[Your goal]: If a line below contains the string "kind", return that line.

[Provided entries]:
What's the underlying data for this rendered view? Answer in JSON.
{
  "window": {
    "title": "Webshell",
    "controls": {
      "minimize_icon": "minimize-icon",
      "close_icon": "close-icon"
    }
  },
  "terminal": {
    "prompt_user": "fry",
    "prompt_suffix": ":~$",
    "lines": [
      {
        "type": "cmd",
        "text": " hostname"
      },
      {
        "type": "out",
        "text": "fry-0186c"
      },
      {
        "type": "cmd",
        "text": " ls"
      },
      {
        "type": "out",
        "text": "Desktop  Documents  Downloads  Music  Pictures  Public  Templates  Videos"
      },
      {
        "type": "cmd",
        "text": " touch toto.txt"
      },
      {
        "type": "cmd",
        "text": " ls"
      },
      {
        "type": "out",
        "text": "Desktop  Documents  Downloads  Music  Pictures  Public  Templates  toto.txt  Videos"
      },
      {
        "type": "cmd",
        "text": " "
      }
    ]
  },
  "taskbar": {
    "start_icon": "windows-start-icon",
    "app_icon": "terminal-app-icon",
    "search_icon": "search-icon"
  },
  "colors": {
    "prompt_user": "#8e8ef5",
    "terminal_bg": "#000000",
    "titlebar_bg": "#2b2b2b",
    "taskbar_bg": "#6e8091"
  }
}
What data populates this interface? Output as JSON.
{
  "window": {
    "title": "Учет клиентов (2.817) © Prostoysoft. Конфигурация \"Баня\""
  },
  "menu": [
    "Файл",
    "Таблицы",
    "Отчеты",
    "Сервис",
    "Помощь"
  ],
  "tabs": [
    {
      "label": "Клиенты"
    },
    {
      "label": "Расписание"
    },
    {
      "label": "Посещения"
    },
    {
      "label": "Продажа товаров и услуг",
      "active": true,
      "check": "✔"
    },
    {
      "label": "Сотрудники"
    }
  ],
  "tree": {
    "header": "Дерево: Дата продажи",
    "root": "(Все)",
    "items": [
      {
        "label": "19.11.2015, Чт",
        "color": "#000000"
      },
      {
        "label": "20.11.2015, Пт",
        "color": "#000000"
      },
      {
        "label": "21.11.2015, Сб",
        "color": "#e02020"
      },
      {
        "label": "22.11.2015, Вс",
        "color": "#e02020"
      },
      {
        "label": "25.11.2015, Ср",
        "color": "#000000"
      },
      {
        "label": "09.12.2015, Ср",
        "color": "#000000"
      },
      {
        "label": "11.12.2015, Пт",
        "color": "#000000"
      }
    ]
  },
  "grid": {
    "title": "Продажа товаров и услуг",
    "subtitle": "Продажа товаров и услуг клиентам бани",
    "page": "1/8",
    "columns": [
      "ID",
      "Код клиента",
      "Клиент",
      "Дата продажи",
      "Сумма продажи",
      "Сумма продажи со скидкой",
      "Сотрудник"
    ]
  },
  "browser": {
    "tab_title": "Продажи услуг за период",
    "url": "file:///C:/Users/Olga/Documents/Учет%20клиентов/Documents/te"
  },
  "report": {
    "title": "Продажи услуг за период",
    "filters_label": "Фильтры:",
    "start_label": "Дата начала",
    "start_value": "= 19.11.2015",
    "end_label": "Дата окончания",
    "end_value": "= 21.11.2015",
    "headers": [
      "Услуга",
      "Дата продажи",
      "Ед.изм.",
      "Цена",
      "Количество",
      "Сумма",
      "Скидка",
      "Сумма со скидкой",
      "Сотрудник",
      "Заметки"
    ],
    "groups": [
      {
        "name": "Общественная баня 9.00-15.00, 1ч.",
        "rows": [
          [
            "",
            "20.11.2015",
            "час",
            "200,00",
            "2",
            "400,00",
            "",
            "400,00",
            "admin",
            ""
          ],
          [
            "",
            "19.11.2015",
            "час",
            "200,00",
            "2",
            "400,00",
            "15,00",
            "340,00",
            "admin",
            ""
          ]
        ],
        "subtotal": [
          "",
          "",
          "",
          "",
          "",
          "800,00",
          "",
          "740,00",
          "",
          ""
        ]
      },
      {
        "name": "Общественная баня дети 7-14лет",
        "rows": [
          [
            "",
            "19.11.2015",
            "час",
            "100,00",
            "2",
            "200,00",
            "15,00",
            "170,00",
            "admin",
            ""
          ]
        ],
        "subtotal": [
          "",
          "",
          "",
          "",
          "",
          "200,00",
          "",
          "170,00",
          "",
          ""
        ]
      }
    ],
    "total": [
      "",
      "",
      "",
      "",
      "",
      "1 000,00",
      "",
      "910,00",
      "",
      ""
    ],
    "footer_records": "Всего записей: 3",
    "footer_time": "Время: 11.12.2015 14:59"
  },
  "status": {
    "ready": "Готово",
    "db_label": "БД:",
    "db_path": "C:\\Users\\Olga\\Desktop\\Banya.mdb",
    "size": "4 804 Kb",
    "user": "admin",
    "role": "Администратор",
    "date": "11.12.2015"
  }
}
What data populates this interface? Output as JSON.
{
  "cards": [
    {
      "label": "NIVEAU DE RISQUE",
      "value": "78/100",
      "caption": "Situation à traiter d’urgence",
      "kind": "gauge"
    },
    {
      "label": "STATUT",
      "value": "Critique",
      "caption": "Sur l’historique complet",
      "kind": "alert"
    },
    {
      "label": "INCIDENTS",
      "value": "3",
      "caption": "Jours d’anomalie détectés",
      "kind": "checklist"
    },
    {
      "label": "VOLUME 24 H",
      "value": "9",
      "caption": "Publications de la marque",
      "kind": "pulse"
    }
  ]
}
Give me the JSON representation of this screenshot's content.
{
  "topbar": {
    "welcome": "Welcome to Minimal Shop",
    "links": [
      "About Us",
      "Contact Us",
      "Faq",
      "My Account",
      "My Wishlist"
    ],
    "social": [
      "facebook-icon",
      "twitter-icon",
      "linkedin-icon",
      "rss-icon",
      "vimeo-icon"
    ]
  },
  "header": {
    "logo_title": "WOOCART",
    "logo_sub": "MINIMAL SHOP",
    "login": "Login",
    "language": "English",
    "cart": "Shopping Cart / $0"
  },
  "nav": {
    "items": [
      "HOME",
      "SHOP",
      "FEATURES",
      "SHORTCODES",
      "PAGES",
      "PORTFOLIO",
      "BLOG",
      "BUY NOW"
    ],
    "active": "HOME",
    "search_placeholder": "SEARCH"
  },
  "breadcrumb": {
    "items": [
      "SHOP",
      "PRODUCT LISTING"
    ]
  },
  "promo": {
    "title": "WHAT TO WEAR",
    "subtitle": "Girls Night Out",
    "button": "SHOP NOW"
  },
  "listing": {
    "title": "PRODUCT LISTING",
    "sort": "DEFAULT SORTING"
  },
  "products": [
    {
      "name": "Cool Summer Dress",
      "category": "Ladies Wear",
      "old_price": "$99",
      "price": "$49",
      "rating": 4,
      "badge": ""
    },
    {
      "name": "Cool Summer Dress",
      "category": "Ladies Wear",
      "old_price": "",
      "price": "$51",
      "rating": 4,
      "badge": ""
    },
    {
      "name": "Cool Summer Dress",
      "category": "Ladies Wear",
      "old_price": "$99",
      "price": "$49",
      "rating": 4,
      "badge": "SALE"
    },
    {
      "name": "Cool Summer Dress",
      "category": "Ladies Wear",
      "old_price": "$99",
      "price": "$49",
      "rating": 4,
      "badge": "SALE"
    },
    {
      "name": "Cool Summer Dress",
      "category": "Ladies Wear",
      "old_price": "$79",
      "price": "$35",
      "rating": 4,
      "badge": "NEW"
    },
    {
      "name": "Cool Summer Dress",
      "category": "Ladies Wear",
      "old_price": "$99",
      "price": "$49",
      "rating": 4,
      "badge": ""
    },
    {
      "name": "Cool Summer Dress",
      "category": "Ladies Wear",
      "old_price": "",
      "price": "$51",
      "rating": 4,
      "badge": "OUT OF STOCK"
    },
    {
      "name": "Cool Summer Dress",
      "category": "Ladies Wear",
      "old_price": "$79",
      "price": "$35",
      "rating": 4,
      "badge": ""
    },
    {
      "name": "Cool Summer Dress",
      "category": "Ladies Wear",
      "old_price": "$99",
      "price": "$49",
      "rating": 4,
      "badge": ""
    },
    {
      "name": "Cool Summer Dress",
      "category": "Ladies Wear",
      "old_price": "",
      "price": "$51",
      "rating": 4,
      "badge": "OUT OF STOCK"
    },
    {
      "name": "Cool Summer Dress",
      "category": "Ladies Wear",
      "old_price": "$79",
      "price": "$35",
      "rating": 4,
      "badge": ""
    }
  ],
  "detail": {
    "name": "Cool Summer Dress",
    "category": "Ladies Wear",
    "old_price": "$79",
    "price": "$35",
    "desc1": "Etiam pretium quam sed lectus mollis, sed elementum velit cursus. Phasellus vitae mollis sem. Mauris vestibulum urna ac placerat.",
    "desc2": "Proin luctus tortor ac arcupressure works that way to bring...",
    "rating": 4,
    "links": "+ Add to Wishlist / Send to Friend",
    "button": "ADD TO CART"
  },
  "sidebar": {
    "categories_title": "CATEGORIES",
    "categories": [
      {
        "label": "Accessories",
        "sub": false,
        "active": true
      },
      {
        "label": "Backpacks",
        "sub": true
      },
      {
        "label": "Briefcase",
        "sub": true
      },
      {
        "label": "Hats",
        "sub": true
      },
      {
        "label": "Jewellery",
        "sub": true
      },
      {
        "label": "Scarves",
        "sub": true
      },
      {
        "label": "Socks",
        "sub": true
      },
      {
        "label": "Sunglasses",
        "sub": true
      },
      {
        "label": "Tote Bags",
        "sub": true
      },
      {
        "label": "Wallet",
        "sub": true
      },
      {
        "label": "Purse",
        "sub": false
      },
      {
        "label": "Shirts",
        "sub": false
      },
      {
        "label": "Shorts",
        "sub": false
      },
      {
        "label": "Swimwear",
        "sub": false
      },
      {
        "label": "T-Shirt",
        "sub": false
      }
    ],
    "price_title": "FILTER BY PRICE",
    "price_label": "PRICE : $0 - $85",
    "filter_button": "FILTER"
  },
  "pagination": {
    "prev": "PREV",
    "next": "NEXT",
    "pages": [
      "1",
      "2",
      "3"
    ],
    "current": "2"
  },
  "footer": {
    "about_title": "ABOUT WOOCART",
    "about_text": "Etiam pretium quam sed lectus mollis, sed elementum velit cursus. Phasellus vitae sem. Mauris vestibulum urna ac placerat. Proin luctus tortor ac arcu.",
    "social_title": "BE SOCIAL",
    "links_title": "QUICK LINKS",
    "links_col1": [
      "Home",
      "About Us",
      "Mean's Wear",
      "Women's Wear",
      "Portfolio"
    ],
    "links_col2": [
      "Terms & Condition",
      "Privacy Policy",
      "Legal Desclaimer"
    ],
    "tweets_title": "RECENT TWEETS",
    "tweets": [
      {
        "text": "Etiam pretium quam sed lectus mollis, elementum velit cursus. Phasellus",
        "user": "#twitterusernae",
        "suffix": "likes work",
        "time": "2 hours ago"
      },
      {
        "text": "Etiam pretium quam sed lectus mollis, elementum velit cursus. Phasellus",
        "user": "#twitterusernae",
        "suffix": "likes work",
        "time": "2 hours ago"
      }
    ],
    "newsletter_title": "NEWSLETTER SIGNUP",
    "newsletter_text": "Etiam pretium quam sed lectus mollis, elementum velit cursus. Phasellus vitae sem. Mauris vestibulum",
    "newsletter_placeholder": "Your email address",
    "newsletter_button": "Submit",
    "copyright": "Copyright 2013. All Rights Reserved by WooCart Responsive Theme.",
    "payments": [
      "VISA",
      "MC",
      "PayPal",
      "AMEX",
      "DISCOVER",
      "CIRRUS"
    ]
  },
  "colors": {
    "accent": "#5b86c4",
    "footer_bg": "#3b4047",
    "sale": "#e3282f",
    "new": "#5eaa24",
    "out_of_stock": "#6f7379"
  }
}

[Task answer]:
      "kind": "gauge"
      "kind": "alert"
      "kind": "checklist"
      "kind": "pulse"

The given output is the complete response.